No one knows when the first humans ventured into this, arid, precipitous world or when they discovered the "water that burns" a mixture of natural gas and water issuing from rocks near what is now the village of Muktinath. When lighted the Muktinath springs send a blue flame rippling over water, rock, and earth a miracle of profound religious significance for both Hindus and Buddhists. Today the "eternal" flame burns in a small recess under the alter of the Jwala Mai Temple and Muktinath has become a sacred pilgrimage site, a meeting place for people of both faiths who come here to worship and seek a better life in their next incarnation.
Muktinath is also a meeting place for trekkers on the Annapurna circuit. Some, like ourselves, were resting after crossing Thorong La the previous day. Others, doing the circuit in reverse, had paused to acclimatize before starting their ascent. We got space in the Muktinath guesthouse and our room, with its earth floor and walls, was a welcome luxury after the previous sleepless night at Thorong Phedi. Before setting out to explore the town we checked in with Lama and found him in an adjacent courtyard with a bunch of other guides and porters, engrossed in a riotous card game punctuated by cheers, groans, and reckless gambling.
We left them, hoping their meager earnings were not squandered before the trek was even finished, and strolled up to one of the temples where a priest ushered us into the dim, candle-lit, interior. Both Hindus and Buddhists come here to worship directly to their own gods, and there are many to choose from. Brahma and Buddha are each represented in a thousand different incarnations. Here in Nepal the two intertwined religions cohabit and mix peacefully. In fact, Buddha is considered to be the ninth incarnation of the Hindu God, Vishnu. Interestingly, one of Vishnu's many incarnations is the "shaligram," an ammonite fossil found in rocks along the pilgrimage route to Muktinath.
Leaving Muktinath the next morning we passed a group of 12 Hindu pilgrims, some old and feeble, labouring up the trail to the temple and the end of their journey. That evening, at Morpha, Lama booked us in to what must be the cheapest and filthiest room in all of Nepal. The doorless room, furnished with a straw-covered sleeping platform, opened onto a dung-littered corral full of cows and goats.
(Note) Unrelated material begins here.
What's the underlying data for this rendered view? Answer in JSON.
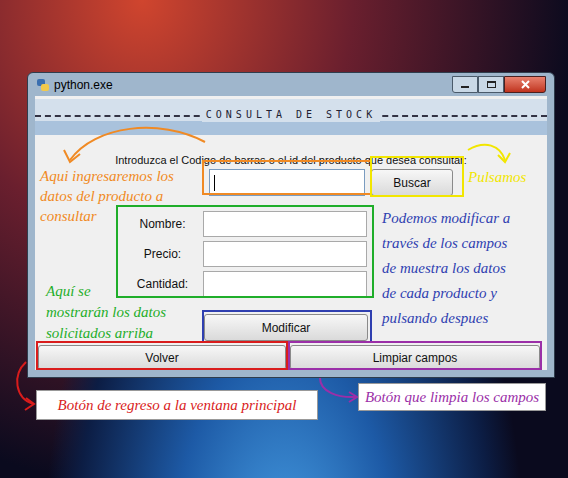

I suspect Lama's operating budget took a beating during yesterday's card game and he was out of cash, but I had no problem finding a decent room in a nearby guesthouse.